BSE ChE '00
For Eric Bernath, his last day in the office still resonates. “One of the leaders of my company stopped me as I walked through the headquarters building saying: ‘Young man, I hear you are leaving us to go live the dream’ —which was not at all my frame of reference, but I could understand the perspective.”
After graduating from Michigan, earning a masters’ degree, and working 14 years in the biomedical industry, Eric made the rare decision to walk away from his career, donate everything to charity, and ride a motorcycle around the world. He set out from California to travel across all seven continents, 70 countries, and 100,000 miles on a motorcycle he had only recently learned to ride.
Starting out from Los Angeles, Eric rode 30,000 miles from Alaska to the tip of South America. He is now riding from the tip of South Africa to the northern-most road in Norway, exploring and photographing the world along the way. He takes a short break in his travels to share some thoughts and images with us.
What was your motivation to take this trek?
The routine can be the enemy—of creativity, of invention, of growth. Challenge is a necessity for growth and many of us reach a familiar place in our personal or professional life where our brain figures out a pattern, goes on autopilot, and stops stretching its muscle. I began to consider what might challenge me so much that it would frighten me if I ran towards it. And this is where I landed—to spend a couple years crossing the planet overland to discover it in astonishing ways. Travel by motorcycle allows me to meet fascinating people and cultures living in places beyond. And with that break in my old routine, I find that every minute the mind is learning something new, waking up, feeling alive.
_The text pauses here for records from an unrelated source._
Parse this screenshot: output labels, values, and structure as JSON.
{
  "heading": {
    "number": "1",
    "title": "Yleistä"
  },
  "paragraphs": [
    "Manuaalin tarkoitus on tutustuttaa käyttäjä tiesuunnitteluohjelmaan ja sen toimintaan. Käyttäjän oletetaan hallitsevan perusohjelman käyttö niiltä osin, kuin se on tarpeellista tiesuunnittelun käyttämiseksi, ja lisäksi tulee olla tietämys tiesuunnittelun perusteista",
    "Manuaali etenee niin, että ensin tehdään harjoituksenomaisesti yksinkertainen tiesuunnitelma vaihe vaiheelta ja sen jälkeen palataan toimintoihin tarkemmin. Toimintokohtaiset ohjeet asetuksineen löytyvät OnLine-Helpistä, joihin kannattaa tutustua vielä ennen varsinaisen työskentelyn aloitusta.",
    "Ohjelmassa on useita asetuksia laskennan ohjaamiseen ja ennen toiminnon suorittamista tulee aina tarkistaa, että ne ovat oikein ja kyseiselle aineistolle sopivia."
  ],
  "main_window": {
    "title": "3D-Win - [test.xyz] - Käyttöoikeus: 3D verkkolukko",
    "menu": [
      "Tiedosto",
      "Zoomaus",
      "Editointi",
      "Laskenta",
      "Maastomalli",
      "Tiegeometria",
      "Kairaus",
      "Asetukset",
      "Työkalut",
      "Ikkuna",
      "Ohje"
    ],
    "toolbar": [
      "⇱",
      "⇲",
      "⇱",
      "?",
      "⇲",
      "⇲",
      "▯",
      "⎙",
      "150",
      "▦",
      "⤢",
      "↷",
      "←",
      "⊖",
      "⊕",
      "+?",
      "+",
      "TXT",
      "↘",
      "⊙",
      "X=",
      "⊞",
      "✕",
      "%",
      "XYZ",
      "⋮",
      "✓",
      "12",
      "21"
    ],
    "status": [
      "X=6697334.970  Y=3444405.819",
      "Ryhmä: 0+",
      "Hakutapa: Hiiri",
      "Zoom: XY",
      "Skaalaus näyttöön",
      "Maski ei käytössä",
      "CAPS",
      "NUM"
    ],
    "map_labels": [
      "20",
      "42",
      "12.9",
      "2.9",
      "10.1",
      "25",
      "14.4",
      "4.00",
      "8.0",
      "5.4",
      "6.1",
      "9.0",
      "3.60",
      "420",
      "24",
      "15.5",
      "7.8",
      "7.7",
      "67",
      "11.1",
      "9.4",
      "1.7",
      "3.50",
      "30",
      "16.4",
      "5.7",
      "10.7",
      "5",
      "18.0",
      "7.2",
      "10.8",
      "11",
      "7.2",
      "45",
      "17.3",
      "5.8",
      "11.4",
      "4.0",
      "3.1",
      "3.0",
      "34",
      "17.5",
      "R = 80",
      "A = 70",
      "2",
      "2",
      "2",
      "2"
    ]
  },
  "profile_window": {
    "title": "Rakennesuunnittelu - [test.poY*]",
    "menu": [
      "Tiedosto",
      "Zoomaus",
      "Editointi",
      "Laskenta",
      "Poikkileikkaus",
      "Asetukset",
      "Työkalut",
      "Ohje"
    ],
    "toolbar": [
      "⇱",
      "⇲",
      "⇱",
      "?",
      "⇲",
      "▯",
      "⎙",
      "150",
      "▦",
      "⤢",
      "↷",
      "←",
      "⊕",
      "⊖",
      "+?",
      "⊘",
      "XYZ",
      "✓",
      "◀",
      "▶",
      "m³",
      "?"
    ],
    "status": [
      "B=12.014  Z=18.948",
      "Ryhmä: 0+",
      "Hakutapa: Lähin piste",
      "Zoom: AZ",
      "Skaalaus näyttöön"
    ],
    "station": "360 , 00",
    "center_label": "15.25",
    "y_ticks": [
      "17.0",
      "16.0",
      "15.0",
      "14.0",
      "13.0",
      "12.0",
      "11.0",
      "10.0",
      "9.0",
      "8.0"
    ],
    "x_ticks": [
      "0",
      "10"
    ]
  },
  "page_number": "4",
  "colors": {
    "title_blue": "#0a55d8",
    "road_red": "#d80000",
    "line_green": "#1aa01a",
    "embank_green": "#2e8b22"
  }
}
How did you research / prepare for the trip?
All of life’s necessities had to fit on the back of my bike, and with that forcing function I realized a joyous simplicity in paring down my lifestyle to the essentials. And when you step away from that cycle of planning which so dominates the short work vacations we are used to, the mind stops worrying about what that day or that week might have in store.
How has the experience changed your outlook on life?
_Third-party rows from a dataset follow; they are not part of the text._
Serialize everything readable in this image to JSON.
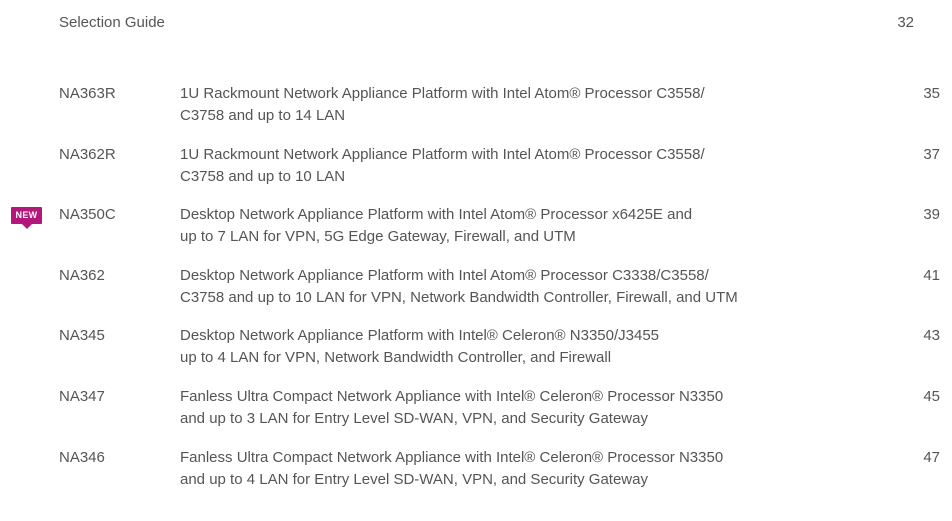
{
  "selection_guide": {
    "label": "Selection Guide",
    "page": "32"
  },
  "badge": {
    "text": "NEW",
    "color": "#b3177b"
  },
  "entries": [
    {
      "model": "NA363R",
      "line1": "1U Rackmount Network Appliance Platform with Intel Atom® Processor C3558/",
      "line2": "C3758 and up to 14 LAN",
      "page": "35"
    },
    {
      "model": "NA362R",
      "line1": "1U Rackmount Network Appliance Platform with Intel Atom® Processor C3558/",
      "line2": "C3758 and up to 10 LAN",
      "page": "37"
    },
    {
      "model": "NA350C",
      "line1": "Desktop Network Appliance Platform with Intel Atom® Processor x6425E and",
      "line2": "up to 7 LAN for VPN, 5G Edge Gateway, Firewall, and UTM",
      "page": "39",
      "is_new": true
    },
    {
      "model": "NA362",
      "line1": "Desktop Network Appliance Platform with Intel Atom® Processor C3338/C3558/",
      "line2": "C3758 and up to 10 LAN for VPN, Network Bandwidth Controller, Firewall, and UTM",
      "page": "41"
    },
    {
      "model": "NA345",
      "line1": "Desktop Network Appliance Platform with Intel® Celeron® N3350/J3455",
      "line2": "up to 4 LAN for VPN, Network Bandwidth Controller, and Firewall",
      "page": "43"
    },
    {
      "model": "NA347",
      "line1": "Fanless Ultra Compact Network Appliance with Intel® Celeron® Processor N3350",
      "line2": "and up to 3 LAN for Entry Level SD-WAN, VPN, and Security Gateway",
      "page": "45"
    },
    {
      "model": "NA346",
      "line1": "Fanless Ultra Compact Network Appliance with Intel® Celeron® Processor N3350",
      "line2": "and up to 4 LAN for Entry Level SD-WAN, VPN, and Security Gateway",
      "page": "47"
    }
  ]
}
For me, I recognize I will return to a professional life. Until then, this trip is rewiring my mind and outlook to fully appreciate that the way one lives may not be the only way to live. That the world from your lens looks very different from someone else’s. That the lives we touch during our travels will be valued more than the things we buy or the years we worked at the office.
The adage goes that life feels really long when young, but becomes this strange quick blip. It goes by fast. But we can slow that down. Spend time creating something. Fill days with good family and friends. Touch people from other cultures and learn from their perspectives. Volunteer. I realize not everyone can undertake a grand journey in their lifetimes, but I hope my journey inspires a few others to grab hold of little opportunities to experience the most from their days. Read more about Eric’s trip at www.twowheelsonejourney.com.